* [WHAT YOU NEED TO DO]
Please return every record below exactly as it stands.

Excerpts from an interface dataset
-------

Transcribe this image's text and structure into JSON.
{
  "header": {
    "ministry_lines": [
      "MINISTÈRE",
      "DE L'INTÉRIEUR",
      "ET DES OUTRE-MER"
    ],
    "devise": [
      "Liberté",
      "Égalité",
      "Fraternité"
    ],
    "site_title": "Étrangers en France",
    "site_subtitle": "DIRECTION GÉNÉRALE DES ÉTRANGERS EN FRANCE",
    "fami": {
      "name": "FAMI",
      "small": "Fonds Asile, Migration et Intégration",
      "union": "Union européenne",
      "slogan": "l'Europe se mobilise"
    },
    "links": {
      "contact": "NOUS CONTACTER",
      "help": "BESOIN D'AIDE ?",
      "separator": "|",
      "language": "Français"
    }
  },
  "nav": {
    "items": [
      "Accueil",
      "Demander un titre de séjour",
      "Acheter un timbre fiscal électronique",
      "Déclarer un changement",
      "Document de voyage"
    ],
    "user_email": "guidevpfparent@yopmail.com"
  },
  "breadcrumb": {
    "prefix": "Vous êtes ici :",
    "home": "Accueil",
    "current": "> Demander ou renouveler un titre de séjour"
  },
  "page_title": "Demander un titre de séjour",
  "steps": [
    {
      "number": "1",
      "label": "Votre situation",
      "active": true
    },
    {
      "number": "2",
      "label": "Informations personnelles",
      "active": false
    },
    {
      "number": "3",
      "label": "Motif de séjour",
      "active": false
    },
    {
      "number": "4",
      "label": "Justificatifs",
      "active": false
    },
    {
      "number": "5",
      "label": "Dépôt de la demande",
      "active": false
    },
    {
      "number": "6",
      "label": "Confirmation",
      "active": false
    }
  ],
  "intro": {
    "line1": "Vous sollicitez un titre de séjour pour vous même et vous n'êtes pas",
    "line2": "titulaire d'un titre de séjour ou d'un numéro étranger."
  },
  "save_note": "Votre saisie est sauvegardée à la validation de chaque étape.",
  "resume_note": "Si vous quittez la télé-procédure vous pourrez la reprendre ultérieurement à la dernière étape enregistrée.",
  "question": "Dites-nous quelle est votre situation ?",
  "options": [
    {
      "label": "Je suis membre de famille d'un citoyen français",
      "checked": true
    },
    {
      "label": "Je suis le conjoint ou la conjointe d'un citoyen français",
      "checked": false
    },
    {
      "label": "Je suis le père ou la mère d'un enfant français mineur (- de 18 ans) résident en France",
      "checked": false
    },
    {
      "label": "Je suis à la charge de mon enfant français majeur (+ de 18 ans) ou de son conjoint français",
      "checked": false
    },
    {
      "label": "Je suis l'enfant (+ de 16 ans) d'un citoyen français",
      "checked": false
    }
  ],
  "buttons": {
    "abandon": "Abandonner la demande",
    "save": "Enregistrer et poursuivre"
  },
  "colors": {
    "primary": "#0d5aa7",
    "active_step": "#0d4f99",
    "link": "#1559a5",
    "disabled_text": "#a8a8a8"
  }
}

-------

* [RESULT OF THE EXERCISE]
Transcribe this image's text and structure into JSON.
{
  "header": {
    "ministry_lines": [
      "MINISTÈRE",
      "DE L'INTÉRIEUR",
      "ET DES OUTRE-MER"
    ],
    "devise": [
      "Liberté",
      "Égalité",
      "Fraternité"
    ],
    "site_title": "Étrangers en France",
    "site_subtitle": "DIRECTION GÉNÉRALE DES ÉTRANGERS EN FRANCE",
    "fami": {
      "name": "FAMI",
      "small": "Fonds Asile, Migration et Intégration",
      "union": "Union européenne",
      "slogan": "l'Europe se mobilise"
    },
    "links": {
      "contact": "NOUS CONTACTER",
      "help": "BESOIN D'AIDE ?",
      "separator": "|",
      "language": "Français"
    }
  },
  "nav": {
    "items": [
      "Accueil",
      "Demander un titre de séjour",
      "Acheter un timbre fiscal électronique",
      "Déclarer un changement",
      "Document de voyage"
    ],
    "user_email": "guidevpfparent@yopmail.com"
  },
  "breadcrumb": {
    "prefix": "Vous êtes ici :",
    "home": "Accueil",
    "current": "> Demander ou renouveler un titre de séjour"
  },
  "page_title": "Demander un titre de séjour",
  "steps": [
    {
      "number": "1",
      "label": "Votre situation",
      "active": true
    },
    {
      "number": "2",
      "label": "Informations personnelles",
      "active": false
    },
    {
      "number": "3",
      "label": "Motif de séjour",
      "active": false
    },
    {
      "number": "4",
      "label": "Justificatifs",
      "active": false
    },
    {
      "number": "5",
      "label": "Dépôt de la demande",
      "active": false
    },
    {
      "number": "6",
      "label": "Confirmation",
      "active": false
    }
  ],
  "intro": {
    "line1": "Vous sollicitez un titre de séjour pour vous même et vous n'êtes pas",
    "line2": "titulaire d'un titre de séjour ou d'un numéro étranger."
  },
  "save_note": "Votre saisie est sauvegardée à la validation de chaque étape.",
  "resume_note": "Si vous quittez la télé-procédure vous pourrez la reprendre ultérieurement à la dernière étape enregistrée.",
  "question": "Dites-nous quelle est votre situation ?",
  "options": [
    {
      "label": "Je suis membre de famille d'un citoyen français",
      "checked": true
    },
    {
      "label": "Je suis le conjoint ou la conjointe d'un citoyen français",
      "checked": false
    },
    {
      "label": "Je suis le père ou la mère d'un enfant français mineur (- de 18 ans) résident en France",
      "checked": false
    },
    {
      "label": "Je suis à la charge de mon enfant français majeur (+ de 18 ans) ou de son conjoint français",
      "checked": false
    },
    {
      "label": "Je suis l'enfant (+ de 16 ans) d'un citoyen français",
      "checked": false
    }
  ],
  "buttons": {
    "abandon": "Abandonner la demande",
    "save": "Enregistrer et poursuivre"
  },
  "colors": {
    "primary": "#0d5aa7",
    "active_step": "#0d4f99",
    "link": "#1559a5",
    "disabled_text": "#a8a8a8"
  }
}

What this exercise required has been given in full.